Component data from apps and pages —

______

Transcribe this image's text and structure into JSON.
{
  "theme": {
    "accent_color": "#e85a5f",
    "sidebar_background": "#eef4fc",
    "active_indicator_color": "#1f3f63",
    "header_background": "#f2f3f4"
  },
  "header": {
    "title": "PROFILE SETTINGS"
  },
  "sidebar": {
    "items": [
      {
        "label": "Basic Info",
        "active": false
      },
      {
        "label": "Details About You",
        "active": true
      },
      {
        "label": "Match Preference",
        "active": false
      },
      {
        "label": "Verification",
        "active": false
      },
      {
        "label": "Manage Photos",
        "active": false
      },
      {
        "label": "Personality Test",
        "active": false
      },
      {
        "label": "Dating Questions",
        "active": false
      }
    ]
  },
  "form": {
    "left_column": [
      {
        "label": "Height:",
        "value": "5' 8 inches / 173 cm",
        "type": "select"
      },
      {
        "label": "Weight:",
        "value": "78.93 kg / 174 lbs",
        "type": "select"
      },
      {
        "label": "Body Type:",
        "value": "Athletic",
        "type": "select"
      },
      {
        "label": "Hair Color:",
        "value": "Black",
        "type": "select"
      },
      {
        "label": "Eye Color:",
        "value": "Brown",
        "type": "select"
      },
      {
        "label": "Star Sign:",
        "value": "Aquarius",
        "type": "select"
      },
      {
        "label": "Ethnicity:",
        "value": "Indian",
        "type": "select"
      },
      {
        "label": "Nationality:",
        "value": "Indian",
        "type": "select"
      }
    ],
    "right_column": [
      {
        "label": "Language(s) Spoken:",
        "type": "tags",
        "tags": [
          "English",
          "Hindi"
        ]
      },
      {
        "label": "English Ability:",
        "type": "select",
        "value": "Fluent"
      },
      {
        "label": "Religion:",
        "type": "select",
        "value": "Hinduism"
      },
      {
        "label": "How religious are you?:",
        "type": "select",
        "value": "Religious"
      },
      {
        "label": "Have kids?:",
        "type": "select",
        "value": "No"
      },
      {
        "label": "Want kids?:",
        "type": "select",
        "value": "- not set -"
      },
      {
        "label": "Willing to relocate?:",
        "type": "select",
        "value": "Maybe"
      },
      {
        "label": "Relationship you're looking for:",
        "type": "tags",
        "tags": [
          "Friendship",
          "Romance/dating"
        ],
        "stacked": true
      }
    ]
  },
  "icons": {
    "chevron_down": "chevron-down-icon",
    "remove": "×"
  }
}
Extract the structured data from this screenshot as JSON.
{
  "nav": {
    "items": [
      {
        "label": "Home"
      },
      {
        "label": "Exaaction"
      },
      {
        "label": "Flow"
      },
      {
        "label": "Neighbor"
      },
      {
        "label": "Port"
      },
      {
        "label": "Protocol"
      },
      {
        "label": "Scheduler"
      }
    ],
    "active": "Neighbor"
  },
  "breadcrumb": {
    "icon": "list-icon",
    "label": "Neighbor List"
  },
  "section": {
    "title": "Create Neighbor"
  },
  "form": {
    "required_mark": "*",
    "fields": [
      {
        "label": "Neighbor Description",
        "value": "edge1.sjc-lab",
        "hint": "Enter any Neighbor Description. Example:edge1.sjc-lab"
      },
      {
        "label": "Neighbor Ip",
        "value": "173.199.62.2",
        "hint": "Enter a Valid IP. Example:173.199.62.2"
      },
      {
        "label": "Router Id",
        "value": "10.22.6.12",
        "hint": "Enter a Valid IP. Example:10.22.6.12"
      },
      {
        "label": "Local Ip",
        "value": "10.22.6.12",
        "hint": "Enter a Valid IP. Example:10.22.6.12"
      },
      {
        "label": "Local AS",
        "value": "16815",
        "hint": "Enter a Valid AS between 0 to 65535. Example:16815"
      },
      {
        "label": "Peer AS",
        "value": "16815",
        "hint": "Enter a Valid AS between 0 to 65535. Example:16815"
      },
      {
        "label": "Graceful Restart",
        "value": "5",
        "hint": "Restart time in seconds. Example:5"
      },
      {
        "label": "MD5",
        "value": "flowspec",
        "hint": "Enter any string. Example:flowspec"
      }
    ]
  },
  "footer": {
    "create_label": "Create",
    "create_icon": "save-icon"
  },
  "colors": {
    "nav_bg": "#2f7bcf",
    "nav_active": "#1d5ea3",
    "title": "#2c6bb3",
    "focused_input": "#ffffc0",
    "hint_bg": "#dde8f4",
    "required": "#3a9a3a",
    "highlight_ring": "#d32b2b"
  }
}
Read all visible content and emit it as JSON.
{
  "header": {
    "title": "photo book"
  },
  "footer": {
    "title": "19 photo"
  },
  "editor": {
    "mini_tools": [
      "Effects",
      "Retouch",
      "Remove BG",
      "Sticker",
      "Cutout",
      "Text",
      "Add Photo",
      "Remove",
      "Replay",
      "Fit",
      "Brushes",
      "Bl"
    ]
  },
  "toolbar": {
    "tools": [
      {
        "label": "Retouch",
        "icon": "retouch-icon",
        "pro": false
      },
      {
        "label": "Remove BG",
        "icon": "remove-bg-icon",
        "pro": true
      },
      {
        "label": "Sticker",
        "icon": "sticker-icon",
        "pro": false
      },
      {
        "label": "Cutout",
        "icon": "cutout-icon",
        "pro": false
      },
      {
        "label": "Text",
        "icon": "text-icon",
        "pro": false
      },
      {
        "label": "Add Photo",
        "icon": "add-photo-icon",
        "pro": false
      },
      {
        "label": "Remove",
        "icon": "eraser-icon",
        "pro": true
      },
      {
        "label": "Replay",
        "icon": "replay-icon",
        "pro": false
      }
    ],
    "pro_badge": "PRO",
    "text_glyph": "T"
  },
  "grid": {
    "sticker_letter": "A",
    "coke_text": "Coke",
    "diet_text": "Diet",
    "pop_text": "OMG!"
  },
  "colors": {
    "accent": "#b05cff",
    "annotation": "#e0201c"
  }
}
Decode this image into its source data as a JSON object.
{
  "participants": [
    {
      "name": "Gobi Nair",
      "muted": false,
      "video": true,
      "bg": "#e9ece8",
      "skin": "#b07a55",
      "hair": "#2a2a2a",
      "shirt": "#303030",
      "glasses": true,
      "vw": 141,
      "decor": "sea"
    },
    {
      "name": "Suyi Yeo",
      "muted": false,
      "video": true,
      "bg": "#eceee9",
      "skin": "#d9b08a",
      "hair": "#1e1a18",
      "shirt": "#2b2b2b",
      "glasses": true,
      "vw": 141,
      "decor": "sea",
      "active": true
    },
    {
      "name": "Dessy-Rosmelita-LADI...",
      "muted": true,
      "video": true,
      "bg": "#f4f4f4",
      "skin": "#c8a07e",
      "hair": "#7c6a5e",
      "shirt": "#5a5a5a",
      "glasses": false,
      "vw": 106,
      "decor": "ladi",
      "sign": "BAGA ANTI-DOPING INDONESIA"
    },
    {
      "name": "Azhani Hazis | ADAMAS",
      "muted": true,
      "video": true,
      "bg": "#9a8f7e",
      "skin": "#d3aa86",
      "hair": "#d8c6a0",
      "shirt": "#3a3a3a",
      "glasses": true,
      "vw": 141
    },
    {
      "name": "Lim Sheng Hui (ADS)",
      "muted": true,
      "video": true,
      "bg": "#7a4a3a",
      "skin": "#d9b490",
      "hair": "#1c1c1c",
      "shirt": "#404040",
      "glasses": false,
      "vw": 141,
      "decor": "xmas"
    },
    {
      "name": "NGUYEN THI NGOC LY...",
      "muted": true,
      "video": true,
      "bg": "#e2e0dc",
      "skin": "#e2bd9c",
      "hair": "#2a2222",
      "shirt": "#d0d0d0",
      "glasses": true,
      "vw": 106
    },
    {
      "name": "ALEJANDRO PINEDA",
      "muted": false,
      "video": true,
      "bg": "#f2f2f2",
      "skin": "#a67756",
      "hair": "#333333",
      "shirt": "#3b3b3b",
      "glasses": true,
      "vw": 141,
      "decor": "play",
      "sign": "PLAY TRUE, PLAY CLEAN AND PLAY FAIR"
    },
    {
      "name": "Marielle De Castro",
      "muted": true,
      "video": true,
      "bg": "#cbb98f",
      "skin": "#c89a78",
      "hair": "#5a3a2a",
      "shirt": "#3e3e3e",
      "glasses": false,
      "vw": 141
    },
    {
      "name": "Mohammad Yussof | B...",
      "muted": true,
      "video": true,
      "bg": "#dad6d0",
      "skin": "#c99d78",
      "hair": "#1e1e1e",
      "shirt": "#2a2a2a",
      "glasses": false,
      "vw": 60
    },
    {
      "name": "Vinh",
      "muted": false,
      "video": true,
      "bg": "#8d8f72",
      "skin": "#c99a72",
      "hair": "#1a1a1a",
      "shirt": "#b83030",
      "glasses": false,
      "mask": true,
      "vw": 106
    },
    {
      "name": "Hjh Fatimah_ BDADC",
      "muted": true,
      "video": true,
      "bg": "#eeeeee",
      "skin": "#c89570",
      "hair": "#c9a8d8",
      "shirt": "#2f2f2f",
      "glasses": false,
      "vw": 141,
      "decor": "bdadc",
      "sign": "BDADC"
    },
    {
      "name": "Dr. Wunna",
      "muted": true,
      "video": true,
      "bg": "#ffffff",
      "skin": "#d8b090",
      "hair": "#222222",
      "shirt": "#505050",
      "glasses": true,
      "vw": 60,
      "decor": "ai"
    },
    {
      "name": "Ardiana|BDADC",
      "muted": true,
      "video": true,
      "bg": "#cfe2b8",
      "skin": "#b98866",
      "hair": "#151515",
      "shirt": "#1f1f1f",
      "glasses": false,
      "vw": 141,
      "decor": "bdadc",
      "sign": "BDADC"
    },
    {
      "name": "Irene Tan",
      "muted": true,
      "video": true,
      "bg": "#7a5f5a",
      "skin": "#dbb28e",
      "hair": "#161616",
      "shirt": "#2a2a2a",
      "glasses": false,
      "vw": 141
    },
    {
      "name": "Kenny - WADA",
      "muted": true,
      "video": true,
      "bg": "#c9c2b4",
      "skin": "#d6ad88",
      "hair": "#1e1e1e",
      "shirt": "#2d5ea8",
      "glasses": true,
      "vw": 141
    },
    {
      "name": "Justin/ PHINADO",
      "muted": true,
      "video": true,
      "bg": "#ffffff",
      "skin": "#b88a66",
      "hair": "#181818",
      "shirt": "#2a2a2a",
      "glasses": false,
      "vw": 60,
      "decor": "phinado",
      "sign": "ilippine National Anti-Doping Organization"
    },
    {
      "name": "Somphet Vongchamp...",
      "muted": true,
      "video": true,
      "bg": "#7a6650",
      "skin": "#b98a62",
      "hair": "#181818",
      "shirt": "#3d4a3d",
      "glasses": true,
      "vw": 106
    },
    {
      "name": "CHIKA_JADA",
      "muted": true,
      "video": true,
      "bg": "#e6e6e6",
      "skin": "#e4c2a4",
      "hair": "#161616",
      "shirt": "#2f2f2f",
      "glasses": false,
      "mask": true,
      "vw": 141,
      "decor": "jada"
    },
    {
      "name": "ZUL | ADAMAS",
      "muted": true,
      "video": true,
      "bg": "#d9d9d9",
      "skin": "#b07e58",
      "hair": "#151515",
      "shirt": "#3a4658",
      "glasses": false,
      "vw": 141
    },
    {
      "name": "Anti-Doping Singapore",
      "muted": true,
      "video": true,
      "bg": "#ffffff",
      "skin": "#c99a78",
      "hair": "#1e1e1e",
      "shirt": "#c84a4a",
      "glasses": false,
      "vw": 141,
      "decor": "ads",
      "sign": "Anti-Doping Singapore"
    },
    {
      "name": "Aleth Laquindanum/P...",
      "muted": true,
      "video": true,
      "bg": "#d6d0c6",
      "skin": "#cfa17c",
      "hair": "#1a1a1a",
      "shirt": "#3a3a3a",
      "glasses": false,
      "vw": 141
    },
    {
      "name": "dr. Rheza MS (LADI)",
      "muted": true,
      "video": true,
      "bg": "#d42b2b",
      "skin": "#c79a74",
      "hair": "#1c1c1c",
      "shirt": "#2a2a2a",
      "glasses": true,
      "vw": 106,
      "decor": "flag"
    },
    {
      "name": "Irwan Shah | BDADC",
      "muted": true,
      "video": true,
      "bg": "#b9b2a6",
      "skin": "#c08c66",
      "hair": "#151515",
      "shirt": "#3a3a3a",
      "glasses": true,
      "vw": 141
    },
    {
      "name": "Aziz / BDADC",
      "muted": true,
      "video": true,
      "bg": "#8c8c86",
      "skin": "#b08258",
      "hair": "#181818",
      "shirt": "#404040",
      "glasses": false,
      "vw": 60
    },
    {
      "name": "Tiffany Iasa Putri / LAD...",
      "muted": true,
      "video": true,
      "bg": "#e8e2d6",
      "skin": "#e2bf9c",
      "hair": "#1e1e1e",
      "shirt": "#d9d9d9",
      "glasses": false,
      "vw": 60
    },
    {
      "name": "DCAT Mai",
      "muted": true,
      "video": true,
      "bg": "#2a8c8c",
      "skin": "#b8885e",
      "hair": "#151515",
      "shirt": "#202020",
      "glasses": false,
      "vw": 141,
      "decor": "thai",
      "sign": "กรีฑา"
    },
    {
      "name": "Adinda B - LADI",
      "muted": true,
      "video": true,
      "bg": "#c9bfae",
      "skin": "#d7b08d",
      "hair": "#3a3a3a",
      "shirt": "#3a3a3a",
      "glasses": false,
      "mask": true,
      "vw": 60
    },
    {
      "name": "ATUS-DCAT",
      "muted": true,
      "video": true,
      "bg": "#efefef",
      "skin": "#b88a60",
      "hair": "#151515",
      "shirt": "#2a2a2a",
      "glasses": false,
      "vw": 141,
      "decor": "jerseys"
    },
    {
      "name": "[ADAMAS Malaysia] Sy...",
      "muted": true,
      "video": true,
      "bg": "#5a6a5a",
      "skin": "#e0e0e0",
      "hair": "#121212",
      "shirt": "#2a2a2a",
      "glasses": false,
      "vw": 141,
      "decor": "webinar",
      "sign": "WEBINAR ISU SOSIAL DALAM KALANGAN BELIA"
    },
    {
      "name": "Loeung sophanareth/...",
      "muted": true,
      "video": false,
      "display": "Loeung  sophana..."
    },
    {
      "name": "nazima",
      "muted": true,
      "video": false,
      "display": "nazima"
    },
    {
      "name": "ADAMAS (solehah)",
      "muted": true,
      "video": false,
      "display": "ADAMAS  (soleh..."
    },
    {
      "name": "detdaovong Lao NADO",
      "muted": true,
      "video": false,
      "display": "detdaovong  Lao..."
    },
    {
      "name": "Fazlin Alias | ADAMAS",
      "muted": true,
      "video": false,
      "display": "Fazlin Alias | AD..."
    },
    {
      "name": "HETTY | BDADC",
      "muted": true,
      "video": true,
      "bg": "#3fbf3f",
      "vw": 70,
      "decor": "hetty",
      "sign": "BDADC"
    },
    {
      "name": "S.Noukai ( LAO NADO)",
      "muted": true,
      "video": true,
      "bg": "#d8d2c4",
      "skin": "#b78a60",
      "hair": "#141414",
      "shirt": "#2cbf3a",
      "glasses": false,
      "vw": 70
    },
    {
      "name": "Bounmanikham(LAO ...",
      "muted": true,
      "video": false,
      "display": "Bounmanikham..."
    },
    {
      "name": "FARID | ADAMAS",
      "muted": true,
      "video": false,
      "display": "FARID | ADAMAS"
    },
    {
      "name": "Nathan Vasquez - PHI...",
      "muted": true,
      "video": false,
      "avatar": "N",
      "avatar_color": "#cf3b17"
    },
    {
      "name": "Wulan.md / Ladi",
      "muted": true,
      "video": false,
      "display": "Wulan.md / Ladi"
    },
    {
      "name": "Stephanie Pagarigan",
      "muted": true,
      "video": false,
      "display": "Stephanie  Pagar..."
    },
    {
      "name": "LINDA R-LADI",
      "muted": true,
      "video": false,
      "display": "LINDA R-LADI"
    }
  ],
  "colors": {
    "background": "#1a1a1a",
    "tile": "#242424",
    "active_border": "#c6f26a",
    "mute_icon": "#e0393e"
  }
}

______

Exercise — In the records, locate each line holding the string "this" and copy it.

Exercise solution —
Transcribe this image's text and structure into JSON.
Extract the structured data from this screenshot as JSON.
Decode this image into its source data as a JSON object.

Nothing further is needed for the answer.